During the organization of the infantry DIVISION, m the large supply and ammunition train was brought up by the cavalry and turned over to me for safe conduct. The cavalry moved on the same day in the direction of Lamar, and the next morning at 3. 30 o'clock the infantry was in motion in the same direction. From this time until the morning of the 10th instant nothing of importance occurred beyond the difficulties constantly encountered in consequence of heavy rains daily, causing the streams to be much swollen ad the roads almost impassable, together with the embarrassment we labored under in procuring forage, our line of march being through a country destitute of supplies. Our progress was necessarily slow and laborious, giving the enemy ample opportunity to ascertain our force and make arrangements to meet us with superior numbers.

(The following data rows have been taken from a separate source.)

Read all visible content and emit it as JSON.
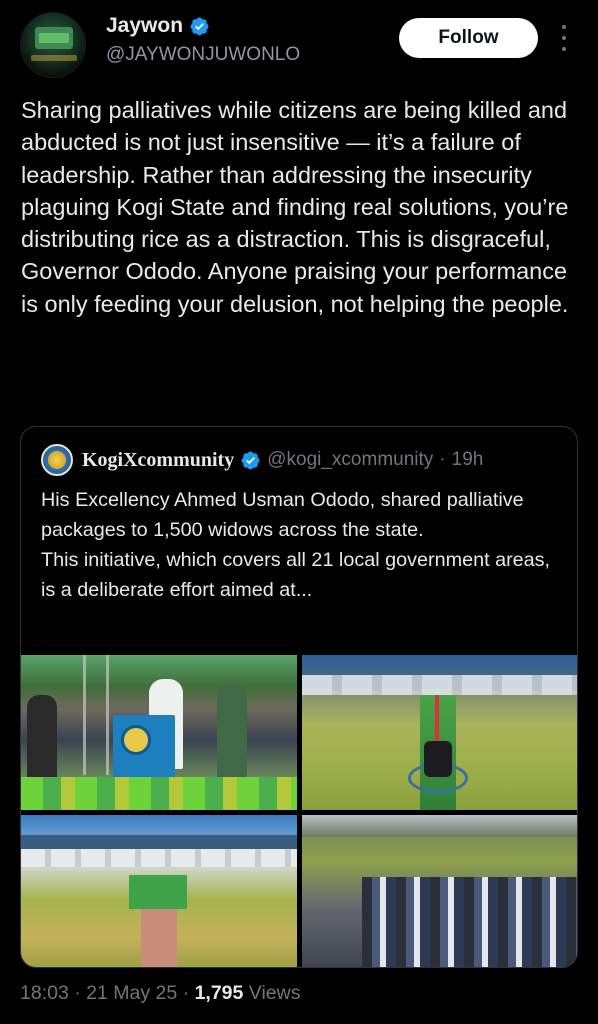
{
  "author": {
    "name": "Jaywon",
    "handle": "@JAYWONJUWONLO",
    "verified_color": "#1d9bf0"
  },
  "follow_label": "Follow",
  "tweet_text": "Sharing palliatives while citizens are being killed and abducted is not just insensitive — it’s a failure of leadership. Rather than addressing the insecurity plaguing Kogi State and finding real solutions, you’re distributing rice as a distraction. This is disgraceful, Governor Ododo. Anyone praising your performance is only feeding your delusion, not helping the people.",
  "quoted": {
    "name": "KogiXcommunity",
    "handle": "@kogi_xcommunity",
    "separator": "·",
    "time": "19h",
    "text_line1": "His Excellency Ahmed Usman Ododo, shared palliative packages to 1,500 widows across the state.",
    "text_line2": "This initiative, which covers all 21 local government areas, is a deliberate effort aimed at..."
  },
  "meta": {
    "time": "18:03",
    "separator": "·",
    "date": "21 May 25",
    "views_count": "1,795",
    "views_label": "Views"
  },
  "icons": {
    "verified": "verified-badge-icon",
    "more": "more-vertical-icon"
  },
  "colors": {
    "background": "#000000",
    "text": "#e7e9ea",
    "secondary": "#71767b",
    "accent": "#1d9bf0"
  }
}
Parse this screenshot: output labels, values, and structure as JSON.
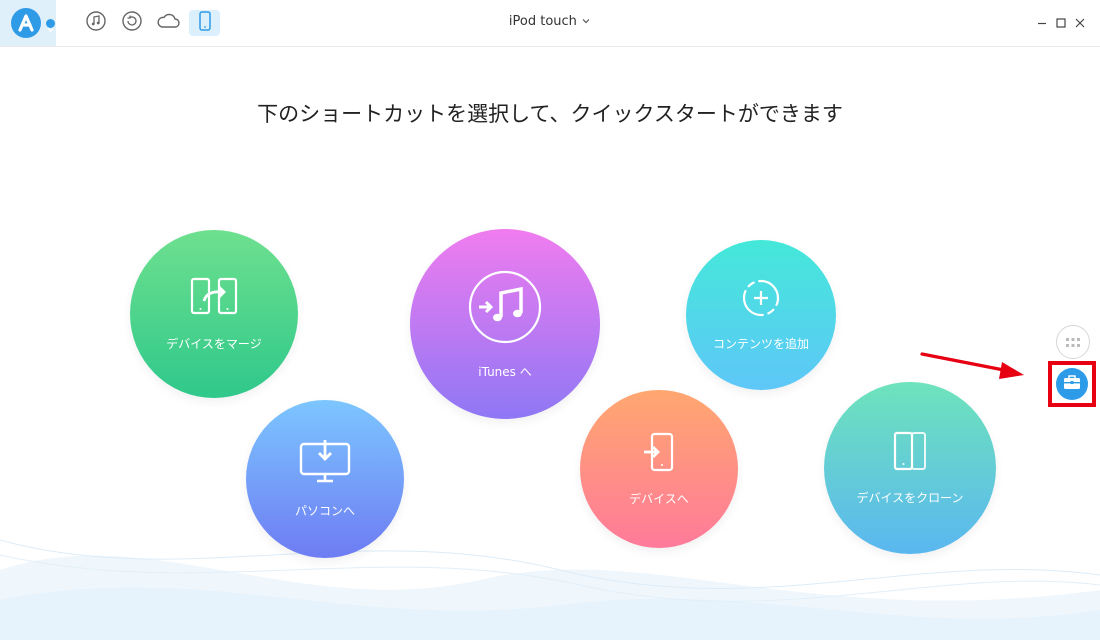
{
  "toolbar": {
    "device_name": "iPod touch",
    "buttons": [
      "music-icon",
      "backup-icon",
      "cloud-icon",
      "device-icon"
    ]
  },
  "main": {
    "heading": "下のショートカットを選択して、クイックスタートができます"
  },
  "shortcuts": [
    {
      "id": "merge",
      "label": "デバイスをマージ",
      "icon": "merge-devices-icon"
    },
    {
      "id": "pc",
      "label": "パソコンへ",
      "icon": "computer-icon"
    },
    {
      "id": "itunes",
      "label": "iTunes へ",
      "icon": "itunes-icon"
    },
    {
      "id": "content",
      "label": "コンテンツを追加",
      "icon": "add-content-icon"
    },
    {
      "id": "device",
      "label": "デバイスへ",
      "icon": "to-device-icon"
    },
    {
      "id": "clone",
      "label": "デバイスをクローン",
      "icon": "clone-device-icon"
    }
  ],
  "colors": {
    "accent": "#2f9be6",
    "highlight": "#e60012"
  }
}
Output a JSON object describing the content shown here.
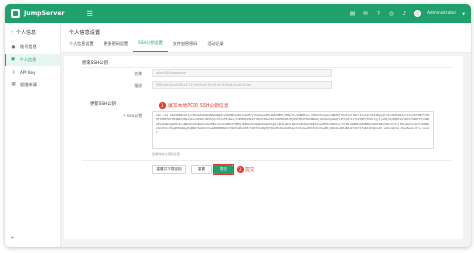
{
  "header": {
    "brand": "JumpServer",
    "menu_icon": "hamburger-icon",
    "icons": [
      "ticket-icon",
      "message-icon",
      "help-icon",
      "language-icon",
      "bell-icon"
    ],
    "username": "Administrator",
    "brand_color": "#20a06c"
  },
  "sidebar": {
    "title": "个人信息",
    "items": [
      {
        "label": "账号信息",
        "icon": "user-icon",
        "active": false
      },
      {
        "label": "个人信息",
        "icon": "profile-icon",
        "active": true
      },
      {
        "label": "API Key",
        "icon": "key-icon",
        "active": false
      },
      {
        "label": "权限申请",
        "icon": "apply-icon",
        "active": false
      }
    ],
    "collapse_icon": "collapse-icon"
  },
  "page": {
    "title": "个人信息设置",
    "tabs": [
      {
        "label": "个人信息设置",
        "active": false
      },
      {
        "label": "更多密码设置",
        "active": false
      },
      {
        "label": "SSH公钥设置",
        "active": true
      },
      {
        "label": "文件加密密码",
        "active": false
      },
      {
        "label": "活动记录",
        "active": false
      }
    ]
  },
  "form": {
    "old_section_title": "原来SSH公钥",
    "name_label": "名称",
    "name_value": "admin@jumpserver",
    "fingerprint_label": "指纹",
    "fingerprint_value": "MD5:de:1e:e5:80:c5:71:7e:f9:c6:35:59:4f:1f:5f:af:2d:d0:f2:bd",
    "new_section_title": "更新SSH公钥",
    "pubkey_label": "* SSH公钥",
    "pubkey_value": "ssh-rsa AAAAB3NzaC1yc2EAAAADAQABAAABgQCvHeKBDJaKVTwkhB7yYXehaeLKDLmWkHHMk/dKN/Vv/mHWNF+LcuYNdYdxsyGsrW8ZUj7QsTloiYNfcItJzQrS3a4Bg+QTcbu3SOO4bIJrz1hzZtVHnF7SMHTT8MIFKCTM4W6nXHpJqbvnAtW9rHS9SjK+7KvSF6iBe+/tdMMWtb9IWrTmQzCMIaCBfJ4IMHPZ6xMjN9YPO4f66hWBwQjiR5qnPgsWgFv3FXh1fIvThP7NFJfb8i7gjCjwHVj0yEQBYbx1WYd7h4RFCFz4RQ2EySpWk3gGUHs4uxNDnEoxPeBoKnaJp5MkL4lnUJsBDnhYBMjzE8mkU7wQpRnKsbpFAg9jJR3LwRtl8GtTGZk0qx5P8JqnoqMHtnUNJ0uCrXfOmJeWDBvqX9ND6wnDEk4B1YZhsXc3ijTHLQuwYCxG7JiKRWkx9c9YzLr8LgB3HsNpyEq0NDr6oUXcCVwe8RWE8B2AiYQGVtmNvXP3r5J8fV1zWgT6fD2eMn3qA1kB9Lp7xHcUo+R5tEz6nYaw0KjdSm4LvQ8uBZxPr2hTIfyKAl0dgCe9= admin@cmi-MacBook-Pro.local",
    "pubkey_hint": "复制你的公钥到这里",
    "btn_reset": "重置并下载密钥",
    "btn_cancel": "重置",
    "btn_submit": "提交"
  },
  "annotations": {
    "step1_num": "1",
    "step1_text": "填写本地PC的 SSH公钥信息",
    "step2_num": "2",
    "step2_text": "提交",
    "color": "#e53935"
  }
}
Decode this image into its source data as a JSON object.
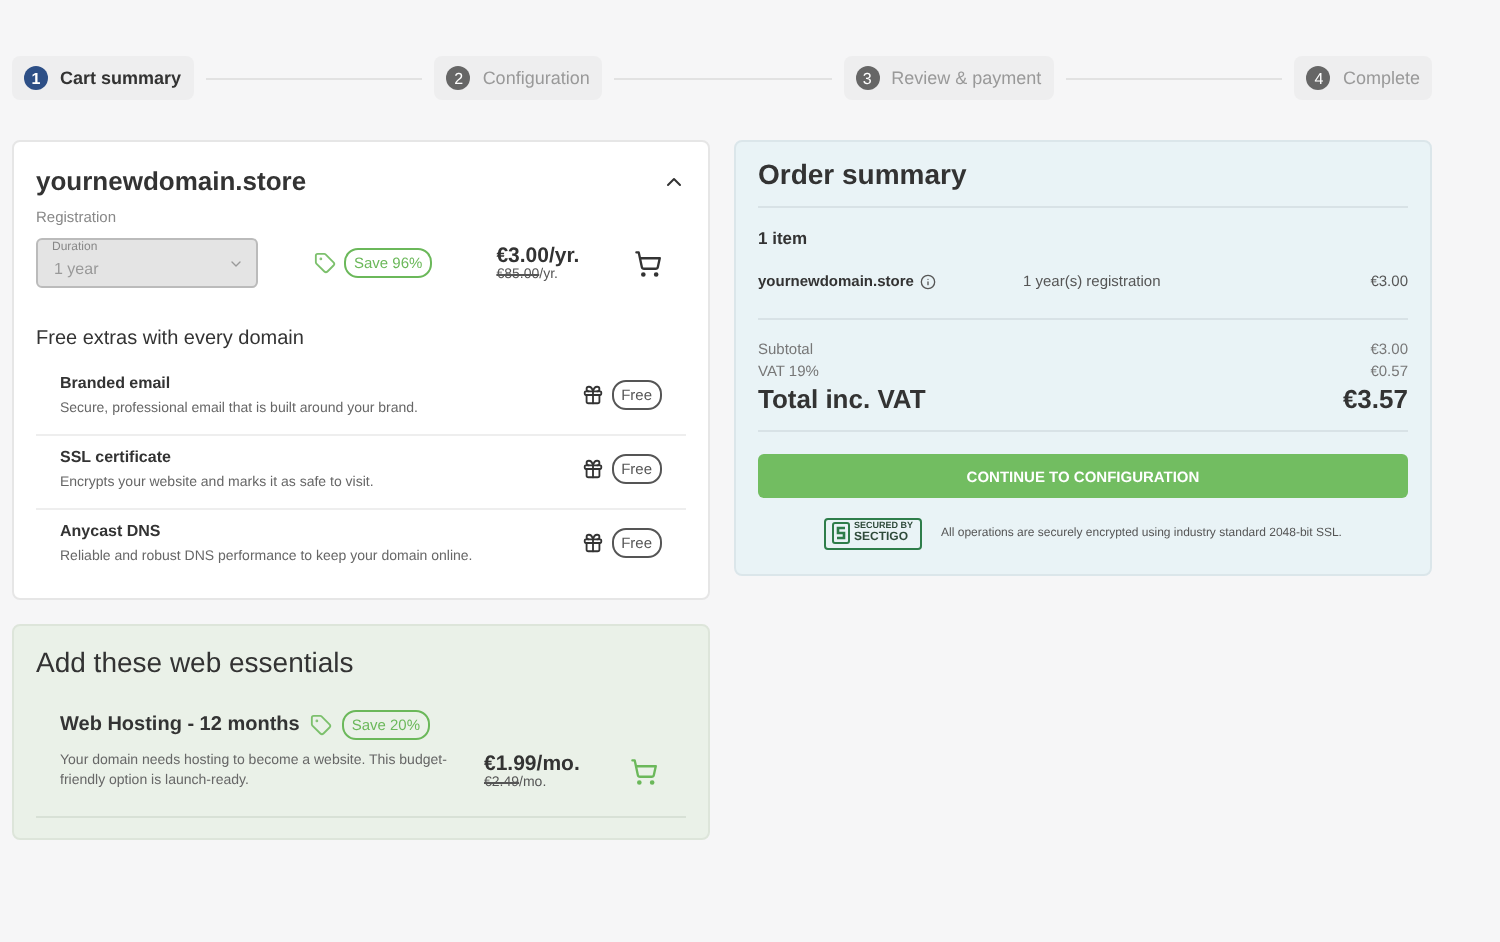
{
  "steps": [
    {
      "number": "1",
      "label": "Cart summary",
      "selected": true
    },
    {
      "number": "2",
      "label": "Configuration",
      "selected": false
    },
    {
      "number": "3",
      "label": "Review & payment",
      "selected": false
    },
    {
      "number": "4",
      "label": "Complete",
      "selected": false
    }
  ],
  "domain": {
    "name": "yournewdomain.store",
    "expanded": true,
    "registration_label": "Registration",
    "duration": {
      "label": "Duration",
      "value": "1 year",
      "disabled": true
    },
    "badge": "Save 96%",
    "price": "€3.00/yr.",
    "old_price": "€85.00",
    "old_unit": "/yr."
  },
  "extras": {
    "title": "Free extras with every domain",
    "items": [
      {
        "name": "Branded email",
        "description": "Secure, professional email that is built around your brand.",
        "badge": "Free"
      },
      {
        "name": "SSL certificate",
        "description": "Encrypts your website and marks it as safe to visit.",
        "badge": "Free"
      },
      {
        "name": "Anycast DNS",
        "description": "Reliable and robust DNS performance to keep your domain online.",
        "badge": "Free"
      }
    ]
  },
  "essentials": {
    "title": "Add these web essentials",
    "items": [
      {
        "name": "Web Hosting - 12 months",
        "badge": "Save 20%",
        "description": "Your domain needs hosting to become a website. This budget-friendly option is launch-ready.",
        "price": "€1.99/mo.",
        "old_price": "€2.49",
        "old_unit": "/mo."
      }
    ]
  },
  "order_summary": {
    "title": "Order summary",
    "count": "1 item",
    "line": {
      "name": "yournewdomain.store",
      "term": "1 year(s) registration",
      "price": "€3.00"
    },
    "subtotal_label": "Subtotal",
    "subtotal": "€3.00",
    "vat_label": "VAT 19%",
    "vat": "€0.57",
    "total_label": "Total inc. VAT",
    "total": "€3.57",
    "button": "CONTINUE TO CONFIGURATION",
    "seal_top": "SECURED BY",
    "seal_bottom": "SECTIGO",
    "security_note": "All operations are securely encrypted using industry standard 2048-bit SSL."
  }
}
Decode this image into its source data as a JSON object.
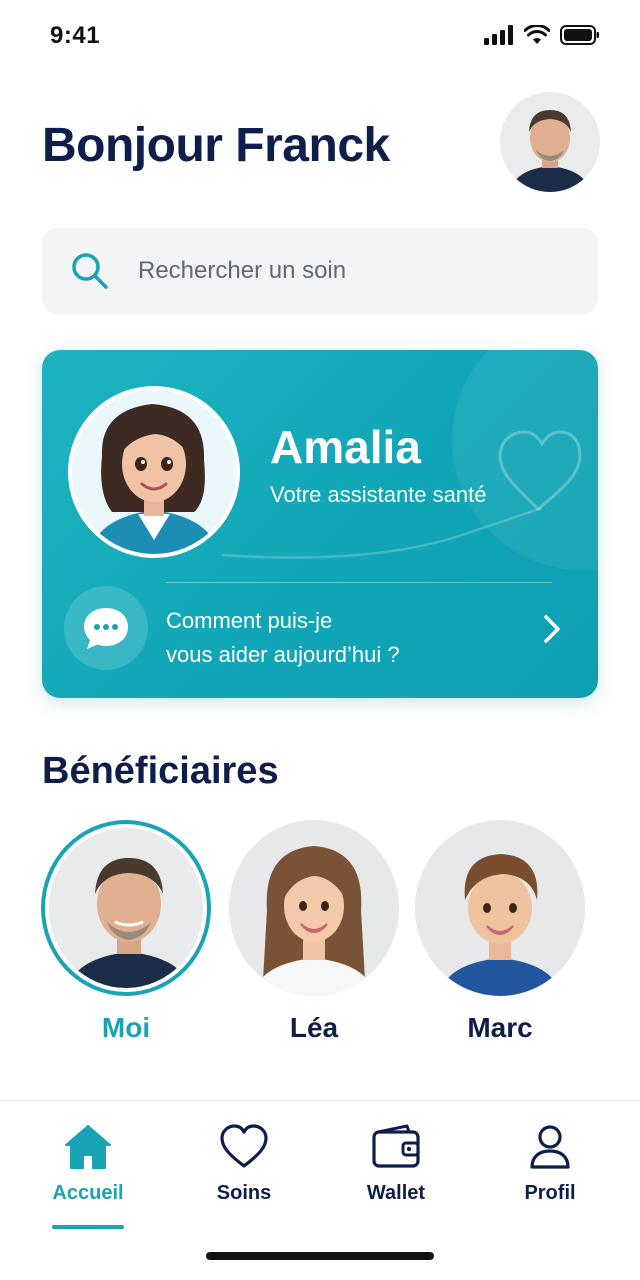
{
  "status_bar": {
    "time": "9:41"
  },
  "header": {
    "greeting": "Bonjour Franck"
  },
  "search": {
    "placeholder": "Rechercher un soin"
  },
  "assistant": {
    "name": "Amalia",
    "role": "Votre assistante santé",
    "prompt_line1": "Comment puis-je",
    "prompt_line2": "vous aider aujourd’hui ?"
  },
  "beneficiaries": {
    "title": "Bénéficiaires",
    "items": [
      {
        "name": "Moi",
        "selected": true
      },
      {
        "name": "Léa",
        "selected": false
      },
      {
        "name": "Marc",
        "selected": false
      }
    ]
  },
  "nav": {
    "items": [
      {
        "label": "Accueil",
        "icon": "home-icon",
        "active": true
      },
      {
        "label": "Soins",
        "icon": "heart-icon",
        "active": false
      },
      {
        "label": "Wallet",
        "icon": "wallet-icon",
        "active": false
      },
      {
        "label": "Profil",
        "icon": "user-icon",
        "active": false
      }
    ]
  },
  "colors": {
    "accent": "#1aa3b4",
    "card_gradient_start": "#1db3c0",
    "card_gradient_end": "#0ea0b2",
    "title_text": "#0f1d4a",
    "search_bg": "#f3f4f6"
  }
}
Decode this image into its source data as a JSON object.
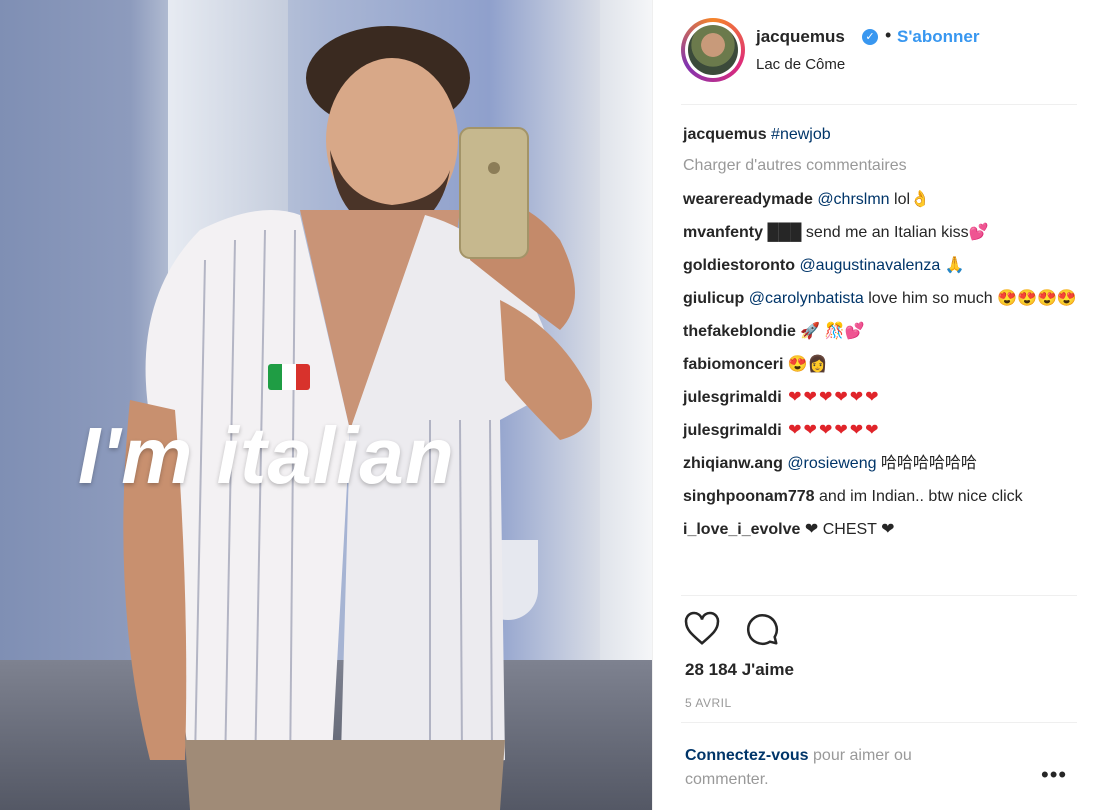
{
  "post": {
    "caption_overlay": "I'm italian",
    "flag": "flag-italy"
  },
  "header": {
    "username": "jacquemus",
    "verified_mark": "✓",
    "separator": "•",
    "follow_label": "S'abonner",
    "location": "Lac de Côme"
  },
  "caption": {
    "user": "jacquemus",
    "text": "#newjob"
  },
  "load_more": "Charger d'autres commentaires",
  "comments": [
    {
      "user": "wearereadymade",
      "mention": "@chrslmn",
      "text": " lol👌"
    },
    {
      "user": "mvanfenty",
      "mention": "",
      "text": " ███ send me an Italian kiss💕"
    },
    {
      "user": "goldiestoronto",
      "mention": "@augustinavalenza",
      "text": " 🙏"
    },
    {
      "user": "giulicup",
      "mention": "@carolynbatista",
      "text": " love him so much 😍😍😍😍"
    },
    {
      "user": "thefakeblondie",
      "mention": "",
      "text": " 🚀 🎊💕"
    },
    {
      "user": "fabiomonceri",
      "mention": "",
      "text": " 😍👩"
    },
    {
      "user": "julesgrimaldi",
      "mention": "",
      "text": " ❤❤❤❤❤❤"
    },
    {
      "user": "julesgrimaldi",
      "mention": "",
      "text": " ❤❤❤❤❤❤"
    },
    {
      "user": "zhiqianw.ang",
      "mention": "@rosieweng",
      "text": " 哈哈哈哈哈哈"
    },
    {
      "user": "singhpoonam778",
      "mention": "",
      "text": " and im Indian.. btw nice click"
    },
    {
      "user": "i_love_i_evolve",
      "mention": "",
      "text": " ❤ CHEST ❤"
    }
  ],
  "actions": {
    "like_icon": "heart-icon",
    "comment_icon": "comment-icon"
  },
  "likes": "28 184 J'aime",
  "date": "5 AVRIL",
  "login": {
    "link": "Connectez-vous",
    "text": " pour aimer ou commenter."
  },
  "more_options": "•••",
  "colors": {
    "link_blue": "#3897f0",
    "mention_blue": "#003569",
    "heart_red": "#e0242a",
    "muted": "#999999"
  }
}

On the evening of the 9th we reached a point on the Ripley and Fulton road, fifteen or sixteen miles from the former place, where we camped for the night, marching on the morning of the 10th in the direction of the Mobile and Ohio Railroad, expecting to strike it at or in the vicinity of Guntown. I had proceeded some five miles with the head of the column, and halted to permit the wagon train to cross the Hatchie River and close up. The road through the bottom land of this stream